Singapore's retail sales snapped a 24-month-long year-on-year slide in February, thanks to Chinese New Year spending and the low base effect of pandemic-hit 2020.
Retail sales grew 5.2 per cent year on year, a reversal of the 6.1 per cent fall recorded in January.
Excluding motor vehicles, retail sales increased 7.7 per cent in February compared with the 8.4 per cent decline the month before.
The Department of Statistics said yesterday that this improvement in retail sales was mainly associated with celebrations for CNY, which fell in February this year, whereas the festival was celebrated in January last year.
But comparing the performance for the January-to-February festivities period, retail sales declined 1.2 per cent this year.
The rebound in retail sales signifies partial normalisation, with the Singapore economy further reopening as the vaccination roll-out is ramped up, said OCBC Bank's head of treasury research and strategy Selena Ling. She expects sales to recover by 12 per cent to 13 per cent this year.
"Given the very low base during the circuit breaker period last year, retail sales could see very buoyant on-year prints.
"The recovery pace in the local retail sector would really depend on accelerated vaccine roll-out, potential reopening of some travel bubbles and borders, and the return of some leisure and visitors from meetings, incentives, conferences and exhibitions."
Maybank Kim Eng economists Chua Hak Bin and Lee Ju Ye agreed with the positive forecast.
"More steps to ease social distancing measures, with more employees allowed to return to the workplace, and caps eased for events such as live performances and wedding receptions will provide an extra boost to the retail and the food and beverage services sectors," they said.

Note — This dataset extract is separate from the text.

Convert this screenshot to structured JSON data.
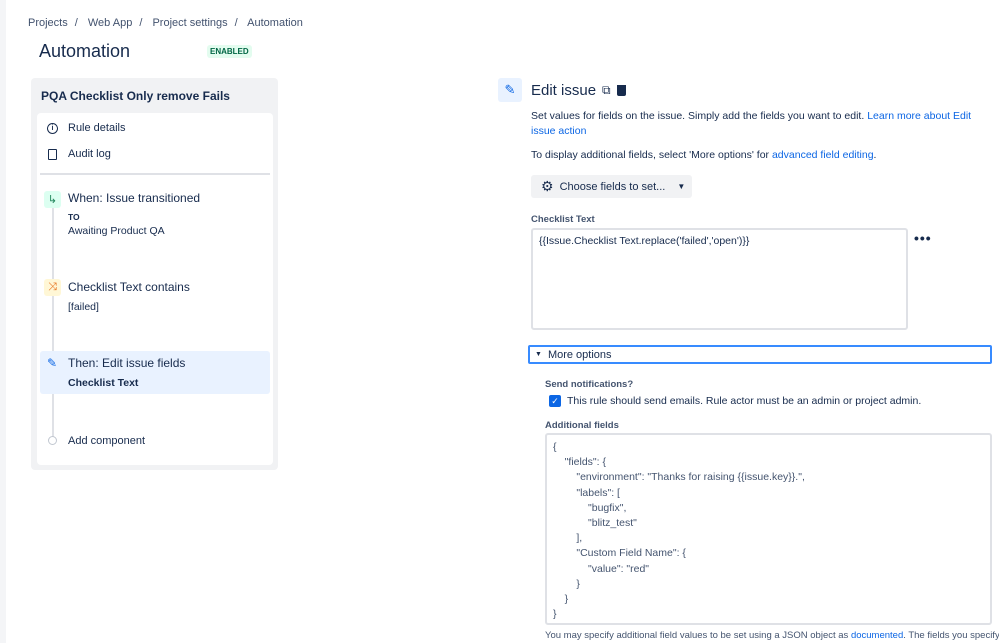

Most retail industries saw year-on-year improvements in February, thanks to festive spending.
Sales of watches and jewellery jumped 34.1 per cent, while apparel and footwear retailers also saw higher takings of 31.6 per cent. Recreational goods recorded higher sales of 13.9 per cent.
Supermarkets and hypermarkets continued their growth streak, with a rise of 13.6 per cent.
Computer and telecommunications equipment sales increased 12.8 per cent, while takings by furniture and household equipment sellers rose 11.4 per cent.
However, sales of cosmetics, toiletries and medical goods fell 18.7 per cent. Sales of optical goods and books also dropped, by 10.9 per cent. Motor vehicle sales fell 9.1 per cent, and takings by department stores continued to slide, by 2.3 per cent.
The festive period also boosted sales of F&B services, which fell at a more gradual 3.5 per cent in February year on year. Restaurants saw a rise in sales of 8.5 per cent, and fast-food outlets also recorded higher takings of 2.1 per cent.
But food caterers saw a 56 per cent drop in sales, while cafes, food courts and other eating places saw sales dip by 4.5 per cent.
The total sales value of F&B services in February was estimated at $699 million. Online F&B sales made up about 22.2 per cent.
Meanwhile, the estimated total retail sales value in February was about $3.3 billion. Online retail sales made up an estimated 10.1 per cent.
National University of Singapore Business School associate professor Chu Junhong noted: "Once consumers form an online shopping habit, they may continue it, even as government restrictions are eased.
"But we will expect to see higher growth in offline shopping."